“We put up signs in the local campsite to warn people about them but were then threatened with defamation and having our visa revoked.
“We know that this has happened to people before us, who have walked away without getting paid and worse, but there is no way of getting this message to other backpackers, so until someone does something about it they will keep taking advantage.”
More than a third surveyed in the Fair Work Ombudsman’s report said they were paid less than the minimum wage, 14 per cent said they had to pay before getting work and six per cent had to pay an employer to “sign off” on their regional work requirement.
Some were subjected to pay deductions they didn’t agree to in writing as legally required. Most of those surveyed — especially Asian workers — didn’t know their work rights.

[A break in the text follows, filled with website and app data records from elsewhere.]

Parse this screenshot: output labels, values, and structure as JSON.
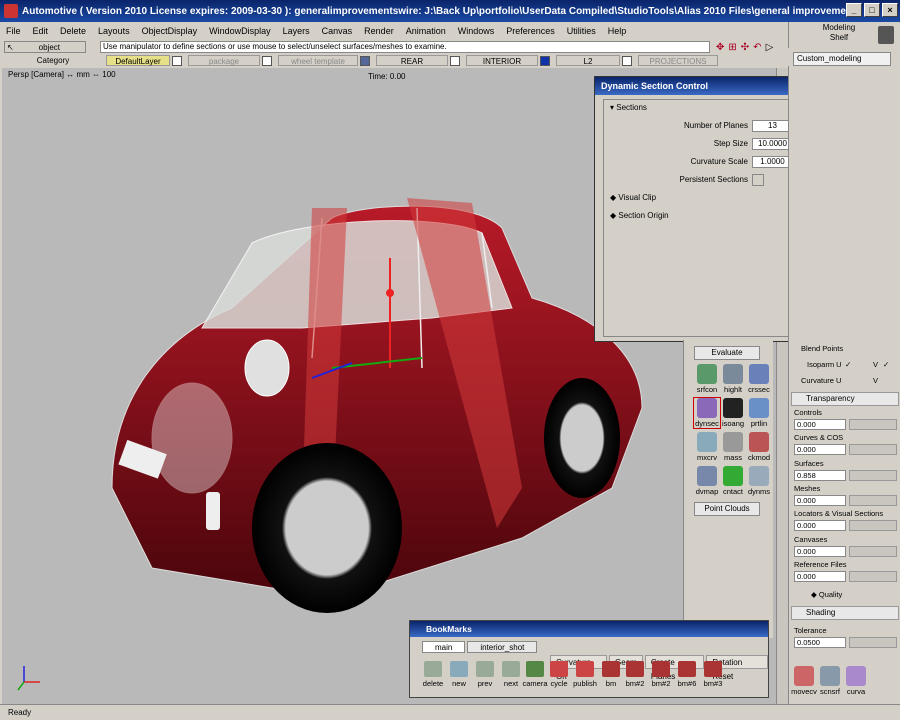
{
  "window": {
    "title": "Automotive ( Version 2010  License expires: 2009-03-30 ): generalimprovementswire: J:\\Back Up\\portfolio\\UserData Compiled\\StudioTools\\Alias 2010 Files\\general improvements.wire"
  },
  "menu": [
    "File",
    "Edit",
    "Delete",
    "Layouts",
    "ObjectDisplay",
    "WindowDisplay",
    "Layers",
    "Canvas",
    "Render",
    "Animation",
    "Windows",
    "Preferences",
    "Utilities",
    "Help"
  ],
  "shelf": {
    "line1": "Modeling",
    "line2": "Shelf",
    "tab": "Custom_modeling"
  },
  "toolbar": {
    "pick_mode": "object",
    "message": "Use manipulator to define sections or use mouse to select/unselect surfaces/meshes to examine."
  },
  "layers": {
    "category_label": "Category",
    "items": [
      "DefaultLayer",
      "package",
      "wheel template",
      "REAR",
      "INTERIOR",
      "L2",
      "PROJECTIONS"
    ]
  },
  "viewport": {
    "camera_label": "Persp [Camera]",
    "units": "mm",
    "zoom": "100",
    "time": "Time: 0.00"
  },
  "dialog": {
    "title": "Dynamic Section Control",
    "sections_header": "Sections",
    "number_of_planes_label": "Number of Planes",
    "number_of_planes": "13",
    "step_size_label": "Step Size",
    "step_size": "10.0000",
    "curvature_scale_label": "Curvature Scale",
    "curvature_scale": "1.0000",
    "persistent_label": "Persistent Sections",
    "visual_clip": "Visual Clip",
    "section_origin": "Section Origin"
  },
  "evaluate": {
    "header": "Evaluate",
    "tools": [
      "srfcon",
      "highlt",
      "crssec",
      "dynsec",
      "isoang",
      "prtlin",
      "mxcrv",
      "mass",
      "ckmod",
      "dvmap",
      "cntact",
      "dynms"
    ],
    "footer": "Point Clouds"
  },
  "right_panel": {
    "blend_points": "Blend Points",
    "isoparm_u": "Isoparm U",
    "curvature_u": "Curvature U",
    "v": "V",
    "transparency": "Transparency",
    "controls_label": "Controls",
    "controls": "0.000",
    "curves_label": "Curves & COS",
    "curves": "0.000",
    "surfaces_label": "Surfaces",
    "surfaces": "0.858",
    "meshes_label": "Meshes",
    "meshes": "0.000",
    "locators_label": "Locators & Visual Sections",
    "locators": "0.000",
    "canvases_label": "Canvases",
    "canvases": "0.000",
    "reference_label": "Reference Files",
    "reference": "0.000",
    "quality": "Quality",
    "shading": "Shading",
    "tolerance_label": "Tolerance",
    "tolerance": "0.0500",
    "tools": [
      "movecv",
      "scnsrf",
      "curva"
    ]
  },
  "bookmarks": {
    "title": "BookMarks",
    "tabs": [
      "main",
      "interior_shot"
    ],
    "buttons": [
      "Curvature On",
      "Geom",
      "Create Planes",
      "Rotation Reset"
    ],
    "items": [
      "delete",
      "new",
      "prev",
      "next",
      "camera",
      "cycle",
      "publish",
      "bm",
      "bm#2",
      "bm#2",
      "bm#6",
      "bm#3"
    ]
  },
  "status": "Ready",
  "colors": {
    "car_body": "#8a0d18",
    "section_red": "#cc2020",
    "viewport_bg": "#b9b9b9",
    "titlebar": "#0a246a"
  }
}
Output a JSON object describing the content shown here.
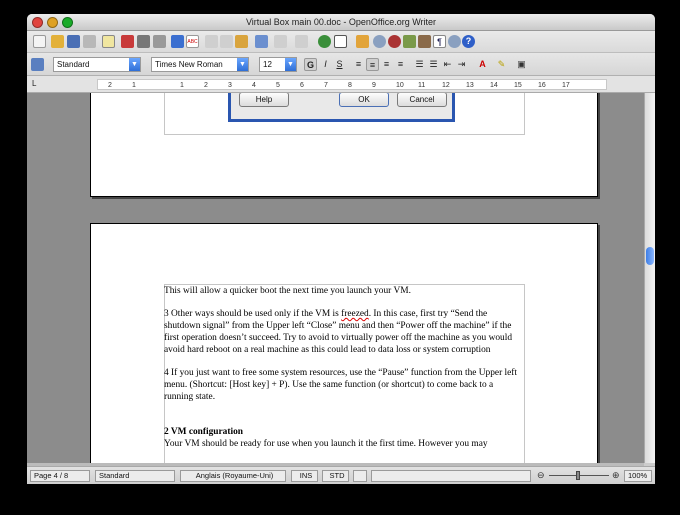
{
  "window": {
    "title": "Virtual Box main 00.doc - OpenOffice.org Writer"
  },
  "toolbar": {
    "icons": [
      "new-doc-icon",
      "open-icon",
      "save-icon",
      "email-icon",
      "edit-icon",
      "pdf-icon",
      "print-icon",
      "preview-icon",
      "spellcheck-icon",
      "autospell-icon",
      "cut-icon",
      "copy-icon",
      "paste-icon",
      "clone-icon",
      "undo-icon",
      "redo-icon",
      "hyperlink-icon",
      "table-icon",
      "show-draw-icon",
      "find-icon",
      "navigator-icon",
      "gallery-icon",
      "datasource-icon",
      "nonprinting-icon",
      "zoom-icon",
      "help-icon"
    ],
    "autospell_label": "ABC"
  },
  "format_bar": {
    "style_value": "Standard",
    "font_value": "Times New Roman",
    "size_value": "12",
    "bold_label": "G",
    "italic_label": "I",
    "underline_label": "S"
  },
  "ruler": {
    "ticks": [
      "L",
      "2",
      "1",
      "1",
      "2",
      "3",
      "4",
      "5",
      "6",
      "7",
      "8",
      "9",
      "10",
      "11",
      "12",
      "13",
      "14",
      "15",
      "16",
      "17"
    ]
  },
  "dialog": {
    "help_label": "Help",
    "ok_label": "OK",
    "cancel_label": "Cancel"
  },
  "document": {
    "para1": "This will allow a quicker boot the next time you launch your VM.",
    "para2_before": "3 Other ways should be used only if the VM is ",
    "para2_misspelled": "freezed",
    "para2_after": ". In this case, first try “Send the shutdown signal” from the Upper left “Close” menu and then “Power off the machine” if the first operation doesn’t succeed. Try to avoid to virtually power off the machine as you would avoid hard reboot on a real machine as this could lead to data loss or system corruption",
    "para3": "4 If you just want to free some system resources, use the “Pause” function from the Upper left menu. (Shortcut: [Host key] + P). Use the same function (or shortcut) to come back to a running state.",
    "heading": "2 VM configuration",
    "para4": "Your VM should be ready for use when you launch it the first time. However you may"
  },
  "statusbar": {
    "page": "Page 4 / 8",
    "style": "Standard",
    "language": "Anglais (Royaume-Uni)",
    "insert_mode": "INS",
    "selection_mode": "STD",
    "zoom": "100%"
  },
  "colors": {
    "dialog_border": "#2a56b0",
    "accent": "#2f6fd6"
  }
}
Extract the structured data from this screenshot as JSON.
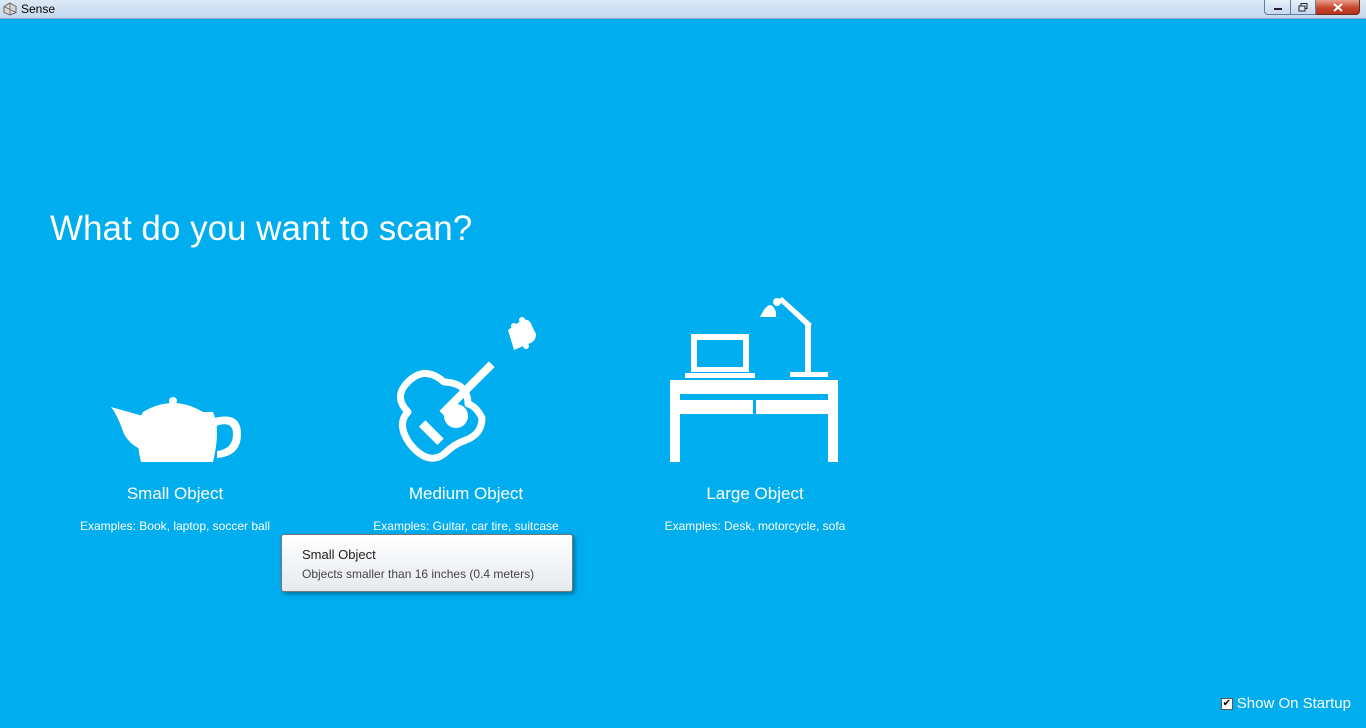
{
  "window": {
    "title": "Sense"
  },
  "main": {
    "heading": "What do you want to scan?",
    "options": [
      {
        "label": "Small Object",
        "examples": "Examples: Book, laptop, soccer ball",
        "icon": "teapot-icon"
      },
      {
        "label": "Medium Object",
        "examples": "Examples: Guitar, car tire, suitcase",
        "icon": "guitar-icon"
      },
      {
        "label": "Large Object",
        "examples": "Examples: Desk, motorcycle, sofa",
        "icon": "desk-icon"
      }
    ],
    "tooltip": {
      "title": "Small Object",
      "description": "Objects smaller than 16 inches (0.4 meters)"
    },
    "startup": {
      "label": "Show On Startup",
      "checked": true
    }
  },
  "colors": {
    "background": "#00adef",
    "foreground": "#ffffff"
  }
}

The University of New South Wales, the University of Technology Sydney and the University of Sydney have now launched the first large-scale national study into underpayments of temporary visa holders.
Stephen Clibborn of the University of Sydney’s business school said underpayment of an estimated 1.8 million temporary workers in Australia is widespread. “Of those working in low wage, low skill jobs, it would not surprise me if the vast majority have been underpaid at some stage,” he said. “It’s well beyond the well-publicised 7-Eleven.”
It comes a month after the ombudsman alleged a dozen young backpackers were paid an average of $2 an hour to work at a Northern Territory mango business in 2015.
The industry has come under the spotlight after British backpackers Mia Ayliffe-Chung and Tom Jackson were killed at a north Queensland hostel in August.
Ms Ayliffe-Chung’s mother, Rosie Ayliffe, is campaigning to persuade the Australian government to improve conditions for temporary workers like her daughter, who was employed at a sugarcane farm at Home Hill, south of Townsville.
The ombudsman said it was concerned overseas workers seeking regional work to obtain a second-year 417 visa are particularly vulnerable to exploitation by unscrupulous employers who targeted them on social media and websites.
Fair Work Ombudsman Natalie James said the Working Holiday Maker program, designed to facilitate cultural exchange, was in some cases being treated by both visa holders and employers as a “ticket” to work in Australia.
“The desire for a second-year 417 visa can drive vulnerable workers to agree to work for below minimum entitlements and in some circumstances, enter into potentially unsafe situations,” Ms James said.
“The Inquiry findings show that while many 417 visa-holders who work in Australia have a positive experience, many are being subjected to underpayment or non-payment, unlawful deductions, sexual harassment, unsafe working conditions and other forms of exploitation.
“The backpacker labour-force is vital to some industries associated with food production in regional areas but we are at risk of it being a black-market, exploited labour-force if the settings remain the same.”
The report calls for changes to visa rules and laws and making governments and authorities work together to ensure backpackers are protected and aware of their rights.
Mark Glazbrook, Migration Solutions Managing Director, told news.com.au foreign workers being subjected to “horrendous conditions, exploitation and abuse — just because they have a working holiday visa, not a 457.”
His research with the South Australian Centre for Economic Studies highlighted a “significant and unsustainable reliance on backpackers” to fill skill shortages in regional and rural areas.
He claims Australia’s migration program caters for gateway cities but not regional, rural, low population growth or economically challenged jurisdictions.
“I believe that successive Governments have simply turned their backs on this problem,” he added. “There is a very easy solution to the problem of labour shortages in our regional and rural area which feeds this dark industry. Amend the migration program to include a semi-skilled or economic migration program for key industry sectors such as farming, agriculture, aquaculture, horticulture, food manufacturing and production.”
— With wires